*** MATERIAL SHOWN

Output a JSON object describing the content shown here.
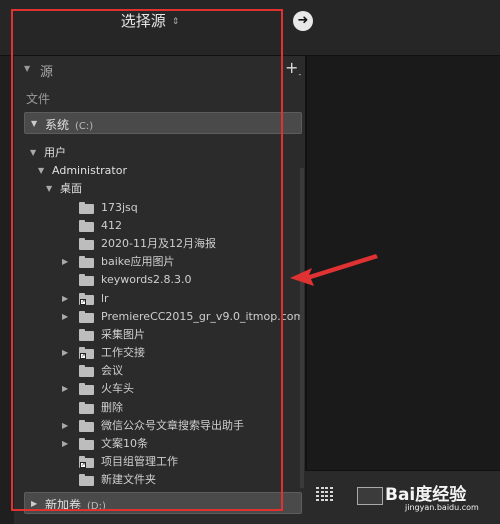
{
  "header": {
    "title": "选择源",
    "caret": "⇕"
  },
  "source_panel": {
    "label": "源",
    "add": "+",
    "add_sub": "-"
  },
  "files_label": "文件",
  "volume_c": {
    "name": "系统",
    "path": "(C:)"
  },
  "volume_d": {
    "name": "新加卷",
    "path": "(D:)"
  },
  "tree": [
    {
      "label": "用户",
      "kind": "header",
      "indent": 0
    },
    {
      "label": "Administrator",
      "kind": "header",
      "indent": 1
    },
    {
      "label": "桌面",
      "kind": "header",
      "indent": 2
    },
    {
      "label": "173jsq",
      "kind": "folder",
      "expandable": false,
      "shortcut": false
    },
    {
      "label": "412",
      "kind": "folder",
      "expandable": false,
      "shortcut": false
    },
    {
      "label": "2020-11月及12月海报",
      "kind": "folder",
      "expandable": false,
      "shortcut": false
    },
    {
      "label": "baike应用图片",
      "kind": "folder",
      "expandable": true,
      "shortcut": false
    },
    {
      "label": "keywords2.8.3.0",
      "kind": "folder",
      "expandable": false,
      "shortcut": false
    },
    {
      "label": "lr",
      "kind": "folder",
      "expandable": true,
      "shortcut": true
    },
    {
      "label": "PremiereCC2015_gr_v9.0_itmop.com",
      "kind": "folder",
      "expandable": true,
      "shortcut": false
    },
    {
      "label": "采集图片",
      "kind": "folder",
      "expandable": false,
      "shortcut": false
    },
    {
      "label": "工作交接",
      "kind": "folder",
      "expandable": true,
      "shortcut": true
    },
    {
      "label": "会议",
      "kind": "folder",
      "expandable": false,
      "shortcut": false
    },
    {
      "label": "火车头",
      "kind": "folder",
      "expandable": true,
      "shortcut": false
    },
    {
      "label": "删除",
      "kind": "folder",
      "expandable": false,
      "shortcut": false
    },
    {
      "label": "微信公众号文章搜索导出助手",
      "kind": "folder",
      "expandable": true,
      "shortcut": false
    },
    {
      "label": "文案10条",
      "kind": "folder",
      "expandable": true,
      "shortcut": false
    },
    {
      "label": "项目组管理工作",
      "kind": "folder",
      "expandable": false,
      "shortcut": true
    },
    {
      "label": "新建文件夹",
      "kind": "folder",
      "expandable": false,
      "shortcut": false
    }
  ],
  "watermark": {
    "brand": "Bai度经验",
    "url": "jingyan.baidu.com"
  },
  "colors": {
    "highlight": "#e03232",
    "panel": "#2b2b2b",
    "background": "#1f1f1f"
  }
}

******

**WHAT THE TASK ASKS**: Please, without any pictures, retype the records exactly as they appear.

**RESPONSE**:
Output a JSON object describing the content shown here.
{
  "header": {
    "title": "选择源",
    "caret": "⇕"
  },
  "source_panel": {
    "label": "源",
    "add": "+",
    "add_sub": "-"
  },
  "files_label": "文件",
  "volume_c": {
    "name": "系统",
    "path": "(C:)"
  },
  "volume_d": {
    "name": "新加卷",
    "path": "(D:)"
  },
  "tree": [
    {
      "label": "用户",
      "kind": "header",
      "indent": 0
    },
    {
      "label": "Administrator",
      "kind": "header",
      "indent": 1
    },
    {
      "label": "桌面",
      "kind": "header",
      "indent": 2
    },
    {
      "label": "173jsq",
      "kind": "folder",
      "expandable": false,
      "shortcut": false
    },
    {
      "label": "412",
      "kind": "folder",
      "expandable": false,
      "shortcut": false
    },
    {
      "label": "2020-11月及12月海报",
      "kind": "folder",
      "expandable": false,
      "shortcut": false
    },
    {
      "label": "baike应用图片",
      "kind": "folder",
      "expandable": true,
      "shortcut": false
    },
    {
      "label": "keywords2.8.3.0",
      "kind": "folder",
      "expandable": false,
      "shortcut": false
    },
    {
      "label": "lr",
      "kind": "folder",
      "expandable": true,
      "shortcut": true
    },
    {
      "label": "PremiereCC2015_gr_v9.0_itmop.com",
      "kind": "folder",
      "expandable": true,
      "shortcut": false
    },
    {
      "label": "采集图片",
      "kind": "folder",
      "expandable": false,
      "shortcut": false
    },
    {
      "label": "工作交接",
      "kind": "folder",
      "expandable": true,
      "shortcut": true
    },
    {
      "label": "会议",
      "kind": "folder",
      "expandable": false,
      "shortcut": false
    },
    {
      "label": "火车头",
      "kind": "folder",
      "expandable": true,
      "shortcut": false
    },
    {
      "label": "删除",
      "kind": "folder",
      "expandable": false,
      "shortcut": false
    },
    {
      "label": "微信公众号文章搜索导出助手",
      "kind": "folder",
      "expandable": true,
      "shortcut": false
    },
    {
      "label": "文案10条",
      "kind": "folder",
      "expandable": true,
      "shortcut": false
    },
    {
      "label": "项目组管理工作",
      "kind": "folder",
      "expandable": false,
      "shortcut": true
    },
    {
      "label": "新建文件夹",
      "kind": "folder",
      "expandable": false,
      "shortcut": false
    }
  ],
  "watermark": {
    "brand": "Bai度经验",
    "url": "jingyan.baidu.com"
  },
  "colors": {
    "highlight": "#e03232",
    "panel": "#2b2b2b",
    "background": "#1f1f1f"
  }
}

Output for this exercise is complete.